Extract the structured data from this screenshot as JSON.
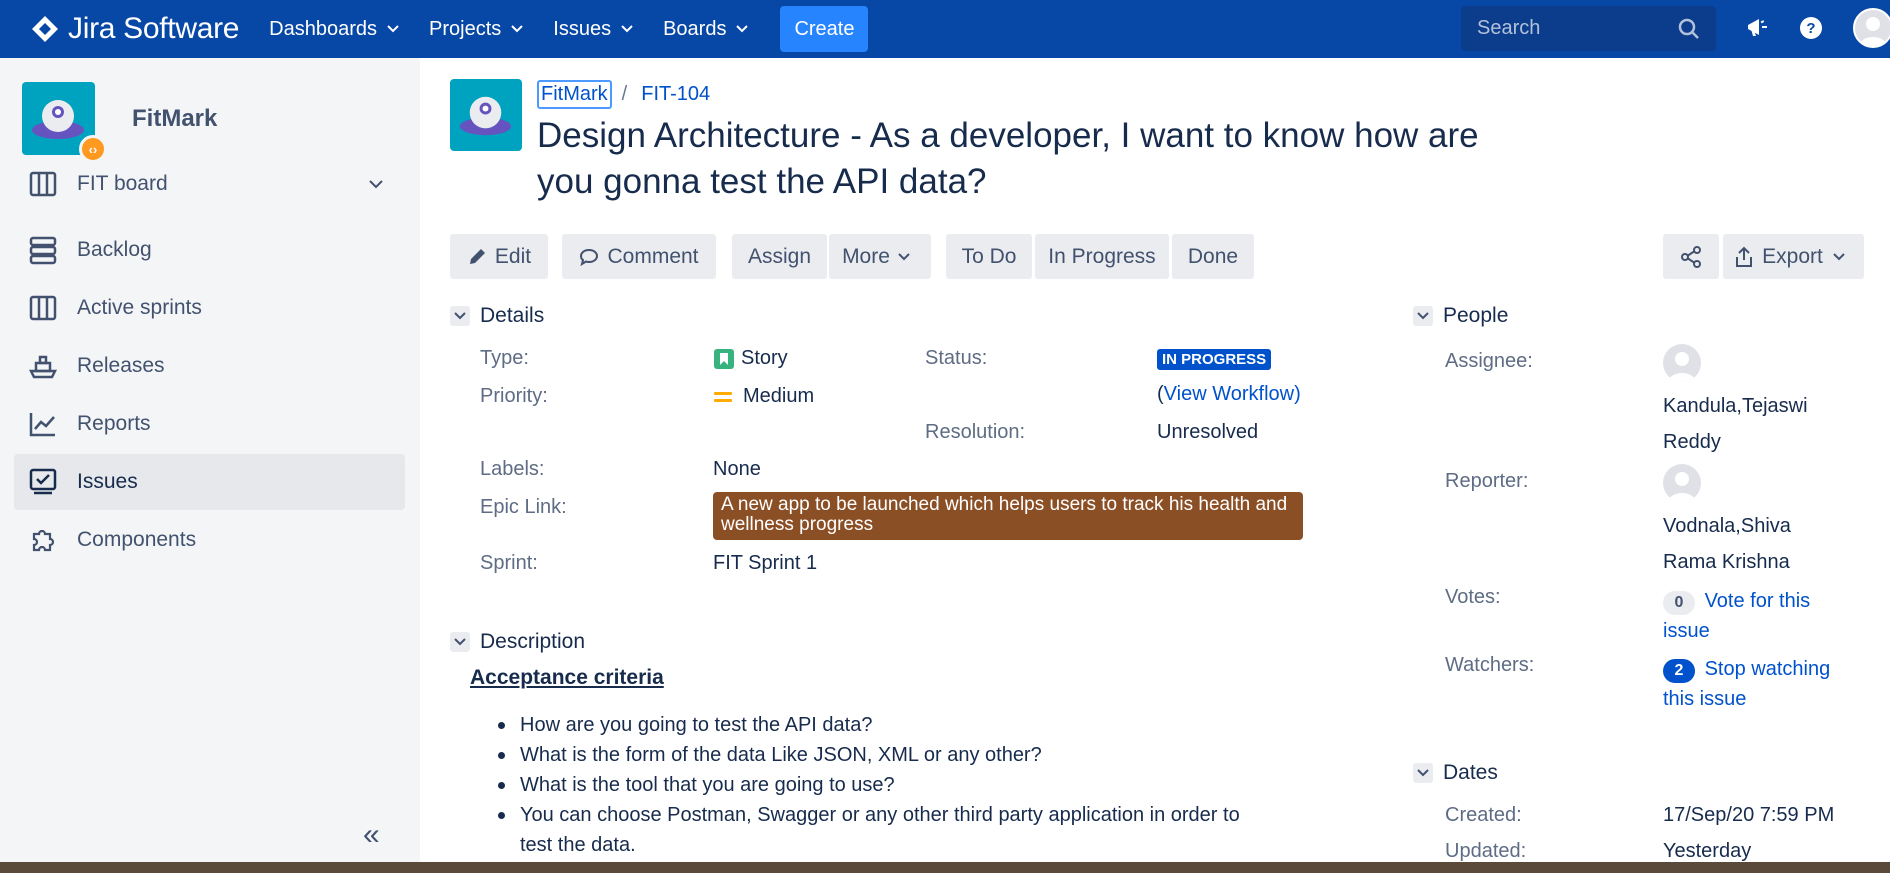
{
  "nav": {
    "brand": "Jira Software",
    "items": [
      "Dashboards",
      "Projects",
      "Issues",
      "Boards"
    ],
    "create": "Create",
    "search_placeholder": "Search"
  },
  "sidebar": {
    "project_name": "FitMark",
    "items": [
      {
        "label": "FIT board",
        "icon": "board-icon"
      },
      {
        "label": "Backlog",
        "icon": "backlog-icon"
      },
      {
        "label": "Active sprints",
        "icon": "sprints-icon"
      },
      {
        "label": "Releases",
        "icon": "ship-icon"
      },
      {
        "label": "Reports",
        "icon": "chart-icon"
      },
      {
        "label": "Issues",
        "icon": "issues-icon"
      },
      {
        "label": "Components",
        "icon": "puzzle-icon"
      }
    ],
    "collapse": "«"
  },
  "issue": {
    "breadcrumb_project": "FitMark",
    "breadcrumb_sep": "/",
    "key": "FIT-104",
    "title": "Design Architecture - As a developer, I want to know how are you gonna test the API data?"
  },
  "toolbar": {
    "edit": "Edit",
    "comment": "Comment",
    "assign": "Assign",
    "more": "More",
    "todo": "To Do",
    "inprogress": "In Progress",
    "done": "Done",
    "export": "Export"
  },
  "details": {
    "heading": "Details",
    "type_label": "Type:",
    "type_value": "Story",
    "priority_label": "Priority:",
    "priority_value": "Medium",
    "status_label": "Status:",
    "status_value": "IN PROGRESS",
    "workflow_open": "(",
    "workflow_link": "View Workflow",
    "workflow_close": ")",
    "resolution_label": "Resolution:",
    "resolution_value": "Unresolved",
    "labels_label": "Labels:",
    "labels_value": "None",
    "epic_label": "Epic Link:",
    "epic_value": "A new app to be launched which helps users to track his health and wellness progress",
    "sprint_label": "Sprint:",
    "sprint_value": "FIT Sprint 1"
  },
  "people": {
    "heading": "People",
    "assignee_label": "Assignee:",
    "assignee_line1": "Kandula,Tejaswi",
    "assignee_line2": "Reddy",
    "reporter_label": "Reporter:",
    "reporter_line1": "Vodnala,Shiva",
    "reporter_line2": "Rama Krishna",
    "votes_label": "Votes:",
    "votes_count": "0",
    "votes_link1": "Vote for this",
    "votes_link2": "issue",
    "watchers_label": "Watchers:",
    "watchers_count": "2",
    "watchers_link1": "Stop watching",
    "watchers_link2": "this issue"
  },
  "dates": {
    "heading": "Dates",
    "created_label": "Created:",
    "created_value": "17/Sep/20 7:59 PM",
    "updated_label": "Updated:",
    "updated_value": "Yesterday"
  },
  "description": {
    "heading": "Description",
    "subheading": "Acceptance criteria",
    "bullets": [
      "How are you going to test the API data?",
      "What is the form of the data Like JSON, XML or any other?",
      "What is the tool that you are going to use?",
      "You can choose Postman, Swagger or any other third party application in order to test the data."
    ]
  },
  "colors": {
    "nav_bg": "#0747a6",
    "accent": "#0052cc",
    "epic": "#8b4f26",
    "sidebar_bg": "#f4f5f7"
  }
}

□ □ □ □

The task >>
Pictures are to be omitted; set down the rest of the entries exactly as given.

Solved problem >>
Extract the structured data from this screenshot as JSON.
{
  "nav": {
    "brand": "Jira Software",
    "items": [
      "Dashboards",
      "Projects",
      "Issues",
      "Boards"
    ],
    "create": "Create",
    "search_placeholder": "Search"
  },
  "sidebar": {
    "project_name": "FitMark",
    "items": [
      {
        "label": "FIT board",
        "icon": "board-icon"
      },
      {
        "label": "Backlog",
        "icon": "backlog-icon"
      },
      {
        "label": "Active sprints",
        "icon": "sprints-icon"
      },
      {
        "label": "Releases",
        "icon": "ship-icon"
      },
      {
        "label": "Reports",
        "icon": "chart-icon"
      },
      {
        "label": "Issues",
        "icon": "issues-icon"
      },
      {
        "label": "Components",
        "icon": "puzzle-icon"
      }
    ],
    "collapse": "«"
  },
  "issue": {
    "breadcrumb_project": "FitMark",
    "breadcrumb_sep": "/",
    "key": "FIT-104",
    "title": "Design Architecture - As a developer, I want to know how are you gonna test the API data?"
  },
  "toolbar": {
    "edit": "Edit",
    "comment": "Comment",
    "assign": "Assign",
    "more": "More",
    "todo": "To Do",
    "inprogress": "In Progress",
    "done": "Done",
    "export": "Export"
  },
  "details": {
    "heading": "Details",
    "type_label": "Type:",
    "type_value": "Story",
    "priority_label": "Priority:",
    "priority_value": "Medium",
    "status_label": "Status:",
    "status_value": "IN PROGRESS",
    "workflow_open": "(",
    "workflow_link": "View Workflow",
    "workflow_close": ")",
    "resolution_label": "Resolution:",
    "resolution_value": "Unresolved",
    "labels_label": "Labels:",
    "labels_value": "None",
    "epic_label": "Epic Link:",
    "epic_value": "A new app to be launched which helps users to track his health and wellness progress",
    "sprint_label": "Sprint:",
    "sprint_value": "FIT Sprint 1"
  },
  "people": {
    "heading": "People",
    "assignee_label": "Assignee:",
    "assignee_line1": "Kandula,Tejaswi",
    "assignee_line2": "Reddy",
    "reporter_label": "Reporter:",
    "reporter_line1": "Vodnala,Shiva",
    "reporter_line2": "Rama Krishna",
    "votes_label": "Votes:",
    "votes_count": "0",
    "votes_link1": "Vote for this",
    "votes_link2": "issue",
    "watchers_label": "Watchers:",
    "watchers_count": "2",
    "watchers_link1": "Stop watching",
    "watchers_link2": "this issue"
  },
  "dates": {
    "heading": "Dates",
    "created_label": "Created:",
    "created_value": "17/Sep/20 7:59 PM",
    "updated_label": "Updated:",
    "updated_value": "Yesterday"
  },
  "description": {
    "heading": "Description",
    "subheading": "Acceptance criteria",
    "bullets": [
      "How are you going to test the API data?",
      "What is the form of the data Like JSON, XML or any other?",
      "What is the tool that you are going to use?",
      "You can choose Postman, Swagger or any other third party application in order to test the data."
    ]
  },
  "colors": {
    "nav_bg": "#0747a6",
    "accent": "#0052cc",
    "epic": "#8b4f26",
    "sidebar_bg": "#f4f5f7"
  }
}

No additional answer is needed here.